  • Real buyers aren't interested in much besides your goods and prices.

  • Don't get on your knees for business, but don't hold your nose so high in the air that an order can travel under it without your seeing it.

  • When a fellow comes to me for advice about moving to a new country, where there are more opportunities, I advise him - go to an old city where there's more money.

  • You've got to get up every morning with determination if you're going to go to bed with satisfaction.

  • That is why you want to look for information about the business and nail a fact just as a sensible man nails a mosquito - the first time it settles near him.

  • When a fellow knows his business, he doesn't have to explain to people that he does.

  • It isn't what a man knows, but what he thinks he knows that he brags about.

  • Education will broaden a narrow mind, but there's no known cure for a big head.

  • Poverty never spoils a good man, but prosperity often does.

  • There's nothing that tells the truth to a woman like a mirror or lies harder to a man.

  • The time to sort out rotten eggs is at the nest.

  • Some salesmen think that selling is like eating - to satisfy an existing appetite. A good salesman is like a good cook - he can create an appetite when the buyer isn't hungry.

  • Clothes don't make the man, but they make all of him except his hands and face during business hours, and that's a pretty considerable area of the human-animal.

  • There are two unpardonable sins in this world - success and failure. Those who succeed can't forgive a fellow for being a failure, and those who fail can't forgive him for success.

  • When a speculator wins, he doesn't stop till he loses, and when he loses, he can't stop till he wins.

  • A man's got to lose more than money to be broke.

  • When the tongue lies, the eyes tell the truth.

  • As a matter of fact, a man's first duty is to mind his own business.

  • A fellow who can't take orders can't give them.

  • Think before you say a hard word to a man, but never let a chance to say a good one go by. Praise judiciously bestowed is money invested.

  • Be slow to hire and quick to fire.

  • Save a threat till you're ready to act, and then you won't need it.

  • Remember that today is your opportunity; tomorrow, another fellows.

  • There's still plenty of room at the top, but there isn't much anywhere else.

  • Satisfaction is the oil of the business machine.

  • Some fellows can only see those above them, and others can only see those under them, but a good man is crosseyed and can see both ends.

  • A man's as good as he makes himself, but no man's any good because his grandfather was.

  • A man who does big things is too busy to talk about them.

  • Hot air can take up a balloon, but it can't keep it there.

  • Life is a long and steady climb.
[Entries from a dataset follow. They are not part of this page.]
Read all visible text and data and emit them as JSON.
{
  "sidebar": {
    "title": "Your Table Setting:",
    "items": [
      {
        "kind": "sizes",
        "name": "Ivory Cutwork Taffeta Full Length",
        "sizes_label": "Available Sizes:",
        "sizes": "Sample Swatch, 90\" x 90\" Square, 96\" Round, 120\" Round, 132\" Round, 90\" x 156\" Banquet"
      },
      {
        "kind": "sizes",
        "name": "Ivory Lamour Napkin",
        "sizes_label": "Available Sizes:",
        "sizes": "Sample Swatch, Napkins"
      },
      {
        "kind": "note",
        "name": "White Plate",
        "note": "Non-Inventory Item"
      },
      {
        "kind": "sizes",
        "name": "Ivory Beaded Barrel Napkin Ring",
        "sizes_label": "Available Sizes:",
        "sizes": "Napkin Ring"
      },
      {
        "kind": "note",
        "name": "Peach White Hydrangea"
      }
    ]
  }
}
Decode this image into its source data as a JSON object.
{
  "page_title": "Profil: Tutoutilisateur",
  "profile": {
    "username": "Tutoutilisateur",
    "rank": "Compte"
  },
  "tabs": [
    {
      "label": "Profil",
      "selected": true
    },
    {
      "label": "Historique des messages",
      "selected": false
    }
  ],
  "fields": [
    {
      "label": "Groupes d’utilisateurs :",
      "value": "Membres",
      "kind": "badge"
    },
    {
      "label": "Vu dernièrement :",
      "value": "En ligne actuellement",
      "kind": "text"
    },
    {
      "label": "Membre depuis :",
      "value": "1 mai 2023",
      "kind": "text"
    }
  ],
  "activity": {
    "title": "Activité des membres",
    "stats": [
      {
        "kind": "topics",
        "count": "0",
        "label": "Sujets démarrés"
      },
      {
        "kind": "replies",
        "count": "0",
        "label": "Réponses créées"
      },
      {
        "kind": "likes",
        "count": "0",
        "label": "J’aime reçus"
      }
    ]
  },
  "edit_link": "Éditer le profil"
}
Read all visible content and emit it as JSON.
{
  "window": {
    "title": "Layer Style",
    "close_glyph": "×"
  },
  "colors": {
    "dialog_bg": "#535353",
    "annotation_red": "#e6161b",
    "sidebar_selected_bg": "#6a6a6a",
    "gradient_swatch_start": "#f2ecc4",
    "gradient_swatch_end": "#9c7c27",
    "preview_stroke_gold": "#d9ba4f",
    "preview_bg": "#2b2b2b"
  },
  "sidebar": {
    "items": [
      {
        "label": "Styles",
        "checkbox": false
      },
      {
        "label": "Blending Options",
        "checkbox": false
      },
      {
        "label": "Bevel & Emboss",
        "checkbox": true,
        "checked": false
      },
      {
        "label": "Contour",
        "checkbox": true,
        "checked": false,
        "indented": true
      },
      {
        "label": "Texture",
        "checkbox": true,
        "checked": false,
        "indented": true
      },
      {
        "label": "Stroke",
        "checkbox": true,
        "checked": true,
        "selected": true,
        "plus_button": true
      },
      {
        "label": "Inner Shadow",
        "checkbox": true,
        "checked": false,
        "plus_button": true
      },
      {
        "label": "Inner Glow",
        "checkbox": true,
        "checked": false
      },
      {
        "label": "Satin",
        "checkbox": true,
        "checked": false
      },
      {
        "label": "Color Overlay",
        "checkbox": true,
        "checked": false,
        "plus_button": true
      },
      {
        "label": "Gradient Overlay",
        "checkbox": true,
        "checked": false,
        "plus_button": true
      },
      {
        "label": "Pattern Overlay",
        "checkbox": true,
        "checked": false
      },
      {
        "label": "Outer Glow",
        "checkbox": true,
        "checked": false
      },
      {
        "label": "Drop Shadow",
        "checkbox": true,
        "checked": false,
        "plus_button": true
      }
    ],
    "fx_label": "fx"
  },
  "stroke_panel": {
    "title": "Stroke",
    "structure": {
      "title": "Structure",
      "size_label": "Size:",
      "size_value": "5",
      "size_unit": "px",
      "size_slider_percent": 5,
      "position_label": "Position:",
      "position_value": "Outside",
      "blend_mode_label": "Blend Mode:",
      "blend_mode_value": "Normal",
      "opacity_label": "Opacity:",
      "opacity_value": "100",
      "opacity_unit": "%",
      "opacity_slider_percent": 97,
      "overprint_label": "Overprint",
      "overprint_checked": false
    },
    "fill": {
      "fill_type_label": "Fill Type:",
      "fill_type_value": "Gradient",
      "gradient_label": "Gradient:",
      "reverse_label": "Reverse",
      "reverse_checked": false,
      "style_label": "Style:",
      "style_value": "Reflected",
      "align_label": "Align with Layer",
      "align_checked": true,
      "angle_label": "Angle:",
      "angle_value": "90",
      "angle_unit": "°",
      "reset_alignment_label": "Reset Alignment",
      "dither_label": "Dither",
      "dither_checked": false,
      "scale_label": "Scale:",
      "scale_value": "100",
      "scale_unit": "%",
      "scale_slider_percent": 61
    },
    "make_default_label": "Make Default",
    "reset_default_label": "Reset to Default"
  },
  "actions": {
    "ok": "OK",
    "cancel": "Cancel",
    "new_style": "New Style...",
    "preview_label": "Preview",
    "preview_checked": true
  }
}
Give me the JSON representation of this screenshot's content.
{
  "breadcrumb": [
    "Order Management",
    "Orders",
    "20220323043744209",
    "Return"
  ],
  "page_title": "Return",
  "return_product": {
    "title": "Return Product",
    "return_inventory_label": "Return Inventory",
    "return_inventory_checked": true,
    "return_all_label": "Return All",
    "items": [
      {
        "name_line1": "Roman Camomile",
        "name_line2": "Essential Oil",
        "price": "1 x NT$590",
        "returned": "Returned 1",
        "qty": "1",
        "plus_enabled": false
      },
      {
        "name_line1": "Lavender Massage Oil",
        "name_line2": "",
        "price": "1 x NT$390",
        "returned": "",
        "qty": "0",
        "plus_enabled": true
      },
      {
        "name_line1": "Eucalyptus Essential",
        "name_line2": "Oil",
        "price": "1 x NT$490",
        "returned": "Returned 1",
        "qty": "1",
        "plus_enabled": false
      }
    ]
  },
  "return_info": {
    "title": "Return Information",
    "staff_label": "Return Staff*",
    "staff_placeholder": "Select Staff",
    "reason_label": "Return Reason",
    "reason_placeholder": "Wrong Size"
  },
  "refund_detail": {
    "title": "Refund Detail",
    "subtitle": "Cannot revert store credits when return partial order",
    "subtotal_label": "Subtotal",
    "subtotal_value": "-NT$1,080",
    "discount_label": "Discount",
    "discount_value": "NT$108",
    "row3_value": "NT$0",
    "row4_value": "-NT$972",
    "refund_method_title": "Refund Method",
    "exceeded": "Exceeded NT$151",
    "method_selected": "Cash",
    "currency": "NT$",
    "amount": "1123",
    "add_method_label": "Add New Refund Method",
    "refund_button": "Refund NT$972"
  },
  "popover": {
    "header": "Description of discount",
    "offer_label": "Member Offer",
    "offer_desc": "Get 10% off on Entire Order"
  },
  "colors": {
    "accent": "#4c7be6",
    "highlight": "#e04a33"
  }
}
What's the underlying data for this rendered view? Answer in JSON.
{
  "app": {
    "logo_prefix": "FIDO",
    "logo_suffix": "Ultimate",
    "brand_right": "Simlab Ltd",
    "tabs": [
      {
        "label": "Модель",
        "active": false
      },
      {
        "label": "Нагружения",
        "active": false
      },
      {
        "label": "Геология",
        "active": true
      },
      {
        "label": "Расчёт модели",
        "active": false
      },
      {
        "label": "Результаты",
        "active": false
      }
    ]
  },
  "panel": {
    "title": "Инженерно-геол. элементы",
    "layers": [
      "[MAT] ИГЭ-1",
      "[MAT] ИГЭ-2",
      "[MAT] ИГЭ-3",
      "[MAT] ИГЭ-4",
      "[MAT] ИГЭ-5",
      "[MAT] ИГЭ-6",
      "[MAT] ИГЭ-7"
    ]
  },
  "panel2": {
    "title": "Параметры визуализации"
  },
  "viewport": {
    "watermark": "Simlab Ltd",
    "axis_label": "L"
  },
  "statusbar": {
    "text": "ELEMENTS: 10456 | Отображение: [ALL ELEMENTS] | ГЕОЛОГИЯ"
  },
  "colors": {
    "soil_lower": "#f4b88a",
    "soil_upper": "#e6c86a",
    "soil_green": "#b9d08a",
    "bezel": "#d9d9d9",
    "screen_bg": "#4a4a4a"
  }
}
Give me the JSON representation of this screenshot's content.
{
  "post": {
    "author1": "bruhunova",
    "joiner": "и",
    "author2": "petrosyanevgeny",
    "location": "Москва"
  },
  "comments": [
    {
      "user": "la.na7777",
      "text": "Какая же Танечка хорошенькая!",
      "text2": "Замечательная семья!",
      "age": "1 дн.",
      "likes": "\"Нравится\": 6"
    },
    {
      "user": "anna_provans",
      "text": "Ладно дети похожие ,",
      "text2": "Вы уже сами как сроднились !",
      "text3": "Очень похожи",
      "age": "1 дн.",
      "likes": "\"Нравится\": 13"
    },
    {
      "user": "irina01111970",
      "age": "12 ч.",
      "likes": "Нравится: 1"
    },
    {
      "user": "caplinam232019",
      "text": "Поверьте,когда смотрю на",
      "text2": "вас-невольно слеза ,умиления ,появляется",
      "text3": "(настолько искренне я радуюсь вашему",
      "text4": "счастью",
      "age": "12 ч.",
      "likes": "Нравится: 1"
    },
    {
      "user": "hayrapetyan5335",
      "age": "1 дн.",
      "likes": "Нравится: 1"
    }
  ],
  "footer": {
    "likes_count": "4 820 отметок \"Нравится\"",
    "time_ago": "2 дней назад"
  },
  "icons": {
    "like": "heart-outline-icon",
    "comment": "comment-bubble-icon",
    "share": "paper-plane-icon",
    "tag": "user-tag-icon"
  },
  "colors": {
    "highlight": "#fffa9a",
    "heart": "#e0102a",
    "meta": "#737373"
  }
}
You can't run far uphill without stopping to sit down.

  • I learned how to be humble, which is more important than knowing how to be proud.

  • There are two things you never want to pay attention to - abuse and flattery. The first can't harm you, and the second can't help you.

  • As long as you can't please both sides in this world, there's nothing like pleasing your side.

  • I've put a good deal more than work into my business, and I've drawn a good deal more than money out of it. The only thing I've ever put into it which didn't draw dividends in fun or dollars was worry.

  • Money ought never to be the consideration in marriage, but it always ought to be a consideration.

  • When a boy and a girl don't think enough about money before the ceremony, they will have to think much about it afterwards.

  • I believe in short engagements and long marriages.

  • With most people, happiness is something that is always just a day off. But I have made it a rule never to put off being happy till tomorrow.